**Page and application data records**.

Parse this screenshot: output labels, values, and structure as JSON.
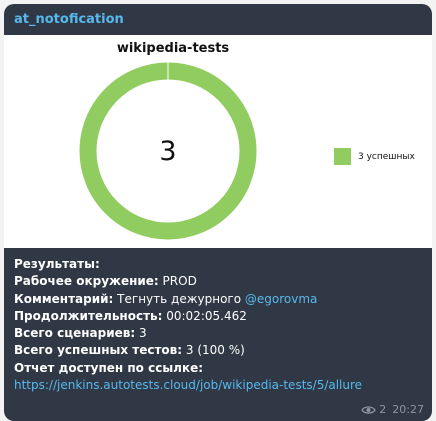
{
  "message": {
    "sender": "at_notofication",
    "lines": {
      "results_label": "Результаты:",
      "environment_label": "Рабочее окружение:",
      "environment_value": " PROD",
      "comment_label": "Комментарий:",
      "comment_value": " Тегнуть дежурного ",
      "comment_mention": "@egorovma",
      "duration_label": "Продолжительность:",
      "duration_value": " 00:02:05.462",
      "scenarios_label": "Всего сценариев:",
      "scenarios_value": " 3",
      "passed_label": "Всего успешных тестов:",
      "passed_value": " 3 (100 %)",
      "report_label": "Отчет доступен по ссылке:",
      "report_link": "https://jenkins.autotests.cloud/job/wikipedia-tests/5/allure"
    },
    "views": "2",
    "time": "20:27",
    "icons": {
      "views": "eye-icon"
    }
  },
  "chart_data": {
    "type": "pie",
    "title": "wikipedia-tests",
    "center_label": "3",
    "categories": [
      "3 успешных"
    ],
    "values": [
      3
    ],
    "colors": [
      "#90cc5f"
    ],
    "legend_position": "right"
  }
}
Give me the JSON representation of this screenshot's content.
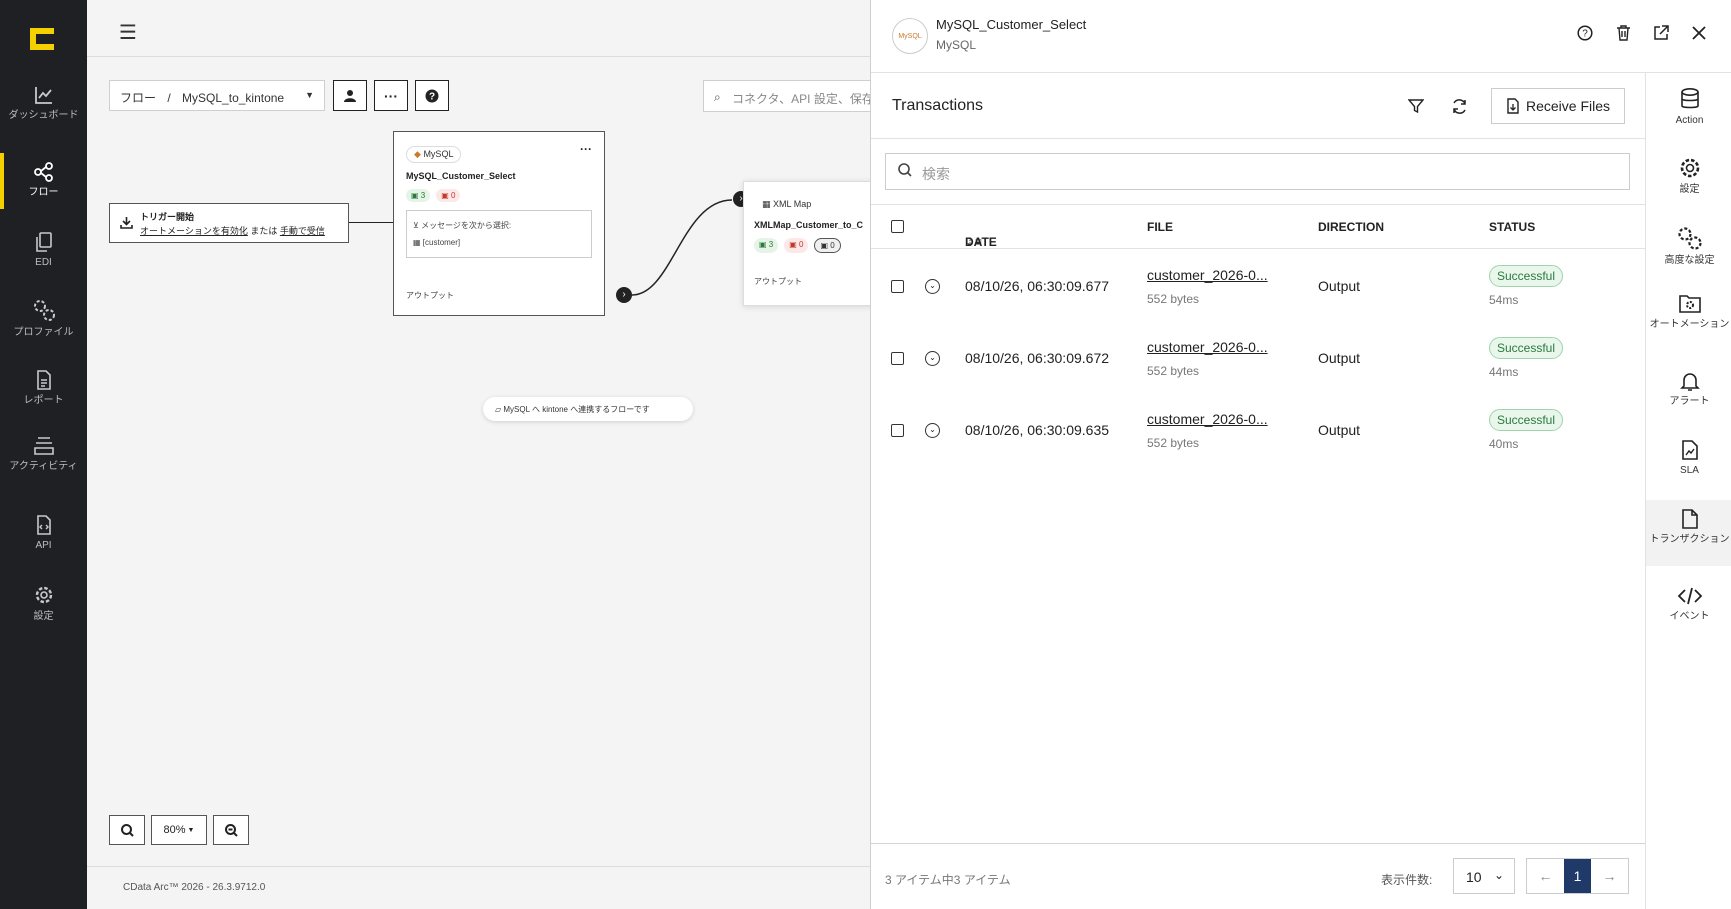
{
  "app": {
    "name": "CData Arc",
    "version": "CData Arc™ 2026 - 26.3.9712.0",
    "accent": "#f5d000"
  },
  "nav": {
    "items": [
      {
        "label": "ダッシュボード",
        "icon": "chart-line-icon"
      },
      {
        "label": "フロー",
        "icon": "share-nodes-icon",
        "active": true
      },
      {
        "label": "EDI",
        "icon": "documents-icon"
      },
      {
        "label": "プロファイル",
        "icon": "gears-icon"
      },
      {
        "label": "レポート",
        "icon": "report-icon"
      },
      {
        "label": "アクティビティ",
        "icon": "layers-icon"
      },
      {
        "label": "API",
        "icon": "api-file-icon"
      },
      {
        "label": "設定",
        "icon": "gear-icon"
      }
    ]
  },
  "canvas": {
    "breadcrumb_root": "フロー",
    "breadcrumb_sep": "/",
    "breadcrumb_flow": "MySQL_to_kintone",
    "search_placeholder": "コネクタ、API 設定、保存",
    "trigger": {
      "title": "トリガー開始",
      "link1": "オートメーションを有効化",
      "or": "または",
      "link2": "手動で受信"
    },
    "node1": {
      "tag": "MySQL",
      "title": "MySQL_Customer_Select",
      "success": "3",
      "error": "0",
      "msg_label": "メッセージを次から選択:",
      "msg_value": "[customer]",
      "output": "アウトプット"
    },
    "node2": {
      "tag": "XML Map",
      "title": "XMLMap_Customer_to_C",
      "success": "3",
      "error": "0",
      "other": "0",
      "output": "アウトプット"
    },
    "note": "MySQL へ kintone へ連携するフローです",
    "zoom_level": "80%"
  },
  "panel": {
    "connector_name": "MySQL_Customer_Select",
    "connector_type": "MySQL",
    "avatar_text": "MySQL",
    "title": "Transactions",
    "receive_label": "Receive Files",
    "search_placeholder": "検索",
    "columns": {
      "date": "DATE",
      "file": "FILE",
      "direction": "DIRECTION",
      "status": "STATUS"
    },
    "rows": [
      {
        "date": "08/10/26, 06:30:09.677",
        "file": "customer_2026-0...",
        "size": "552 bytes",
        "direction": "Output",
        "status": "Successful",
        "duration": "54ms"
      },
      {
        "date": "08/10/26, 06:30:09.672",
        "file": "customer_2026-0...",
        "size": "552 bytes",
        "direction": "Output",
        "status": "Successful",
        "duration": "44ms"
      },
      {
        "date": "08/10/26, 06:30:09.635",
        "file": "customer_2026-0...",
        "size": "552 bytes",
        "direction": "Output",
        "status": "Successful",
        "duration": "40ms"
      }
    ],
    "footer_count": "3 アイテム中3 アイテム",
    "per_page_label": "表示件数:",
    "per_page_value": "10",
    "current_page": "1"
  },
  "rail": {
    "items": [
      {
        "label": "Action",
        "icon": "database-icon"
      },
      {
        "label": "設定",
        "icon": "gear-icon"
      },
      {
        "label": "高度な設定",
        "icon": "gears-icon"
      },
      {
        "label": "オートメーション",
        "icon": "folder-gear-icon"
      },
      {
        "label": "アラート",
        "icon": "bell-icon"
      },
      {
        "label": "SLA",
        "icon": "sla-file-icon"
      },
      {
        "label": "トランザクション",
        "icon": "file-icon",
        "active": true
      },
      {
        "label": "イベント",
        "icon": "code-icon"
      }
    ]
  }
}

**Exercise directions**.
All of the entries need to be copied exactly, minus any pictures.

**Response**.
Parse this screenshot: output labels, values, and structure as JSON.
{
  "message": {
    "sender": "at_notofication",
    "lines": {
      "results_label": "Результаты:",
      "environment_label": "Рабочее окружение:",
      "environment_value": " PROD",
      "comment_label": "Комментарий:",
      "comment_value": " Тегнуть дежурного ",
      "comment_mention": "@egorovma",
      "duration_label": "Продолжительность:",
      "duration_value": " 00:02:05.462",
      "scenarios_label": "Всего сценариев:",
      "scenarios_value": " 3",
      "passed_label": "Всего успешных тестов:",
      "passed_value": " 3 (100 %)",
      "report_label": "Отчет доступен по ссылке:",
      "report_link": "https://jenkins.autotests.cloud/job/wikipedia-tests/5/allure"
    },
    "views": "2",
    "time": "20:27",
    "icons": {
      "views": "eye-icon"
    }
  },
  "chart_data": {
    "type": "pie",
    "title": "wikipedia-tests",
    "center_label": "3",
    "categories": [
      "3 успешных"
    ],
    "values": [
      3
    ],
    "colors": [
      "#90cc5f"
    ],
    "legend_position": "right"
  }
}
Give me the JSON representation of this screenshot's content.
{
  "app": {
    "name": "CData Arc",
    "version": "CData Arc™ 2026 - 26.3.9712.0",
    "accent": "#f5d000"
  },
  "nav": {
    "items": [
      {
        "label": "ダッシュボード",
        "icon": "chart-line-icon"
      },
      {
        "label": "フロー",
        "icon": "share-nodes-icon",
        "active": true
      },
      {
        "label": "EDI",
        "icon": "documents-icon"
      },
      {
        "label": "プロファイル",
        "icon": "gears-icon"
      },
      {
        "label": "レポート",
        "icon": "report-icon"
      },
      {
        "label": "アクティビティ",
        "icon": "layers-icon"
      },
      {
        "label": "API",
        "icon": "api-file-icon"
      },
      {
        "label": "設定",
        "icon": "gear-icon"
      }
    ]
  },
  "canvas": {
    "breadcrumb_root": "フロー",
    "breadcrumb_sep": "/",
    "breadcrumb_flow": "MySQL_to_kintone",
    "search_placeholder": "コネクタ、API 設定、保存",
    "trigger": {
      "title": "トリガー開始",
      "link1": "オートメーションを有効化",
      "or": "または",
      "link2": "手動で受信"
    },
    "node1": {
      "tag": "MySQL",
      "title": "MySQL_Customer_Select",
      "success": "3",
      "error": "0",
      "msg_label": "メッセージを次から選択:",
      "msg_value": "[customer]",
      "output": "アウトプット"
    },
    "node2": {
      "tag": "XML Map",
      "title": "XMLMap_Customer_to_C",
      "success": "3",
      "error": "0",
      "other": "0",
      "output": "アウトプット"
    },
    "note": "MySQL へ kintone へ連携するフローです",
    "zoom_level": "80%"
  },
  "panel": {
    "connector_name": "MySQL_Customer_Select",
    "connector_type": "MySQL",
    "avatar_text": "MySQL",
    "title": "Transactions",
    "receive_label": "Receive Files",
    "search_placeholder": "検索",
    "columns": {
      "date": "DATE",
      "file": "FILE",
      "direction": "DIRECTION",
      "status": "STATUS"
    },
    "rows": [
      {
        "date": "08/10/26, 06:30:09.677",
        "file": "customer_2026-0...",
        "size": "552 bytes",
        "direction": "Output",
        "status": "Successful",
        "duration": "54ms"
      },
      {
        "date": "08/10/26, 06:30:09.672",
        "file": "customer_2026-0...",
        "size": "552 bytes",
        "direction": "Output",
        "status": "Successful",
        "duration": "44ms"
      },
      {
        "date": "08/10/26, 06:30:09.635",
        "file": "customer_2026-0...",
        "size": "552 bytes",
        "direction": "Output",
        "status": "Successful",
        "duration": "40ms"
      }
    ],
    "footer_count": "3 アイテム中3 アイテム",
    "per_page_label": "表示件数:",
    "per_page_value": "10",
    "current_page": "1"
  },
  "rail": {
    "items": [
      {
        "label": "Action",
        "icon": "database-icon"
      },
      {
        "label": "設定",
        "icon": "gear-icon"
      },
      {
        "label": "高度な設定",
        "icon": "gears-icon"
      },
      {
        "label": "オートメーション",
        "icon": "folder-gear-icon"
      },
      {
        "label": "アラート",
        "icon": "bell-icon"
      },
      {
        "label": "SLA",
        "icon": "sla-file-icon"
      },
      {
        "label": "トランザクション",
        "icon": "file-icon",
        "active": true
      },
      {
        "label": "イベント",
        "icon": "code-icon"
      }
    ]
  }
}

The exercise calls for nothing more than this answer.